### Exercise aim
Find the lines below holding the word "isabelmacedophoto" and copy each of them.

** Opening Extracted entries block **

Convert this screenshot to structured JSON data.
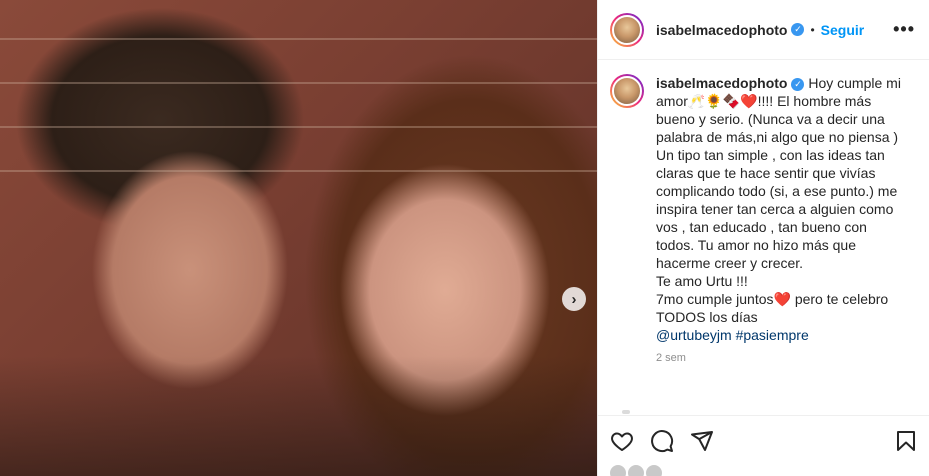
{
  "post": {
    "username": "isabelmacedophoto",
    "dot": "•",
    "follow_label": "Seguir",
    "more_label": "•••",
    "next_label": "›",
    "caption": {
      "username": "isabelmacedophoto",
      "text": " Hoy cumple mi amor🥂🌻🍫❤️!!!! El hombre más bueno y serio. (Nunca va a decir una palabra de más,ni algo que no piensa )\nUn tipo tan simple , con las ideas tan claras que te hace sentir que vivías complicando todo (si, a ese punto.) me inspira tener tan cerca a alguien como vos , tan educado , tan bueno con todos. Tu amor no hizo más que hacerme creer y crecer.\nTe amo Urtu !!!\n7mo cumple juntos❤️ pero te celebro TODOS los días\n",
      "mention": "@urtubeyjm",
      "hashtag": "#pasiempre"
    },
    "timestamp": "2 sem"
  },
  "icons": {
    "verified": "verified-badge-icon",
    "like": "heart-icon",
    "comment": "comment-icon",
    "share": "share-icon",
    "save": "bookmark-icon",
    "next": "chevron-right-icon"
  },
  "colors": {
    "accent": "#0095f6",
    "verified": "#3897f0",
    "mention": "#00376b",
    "muted": "#8e8e8e"
  }
}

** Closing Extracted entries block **

### Solution to this task
    "username": "isabelmacedophoto",
      "username": "isabelmacedophoto",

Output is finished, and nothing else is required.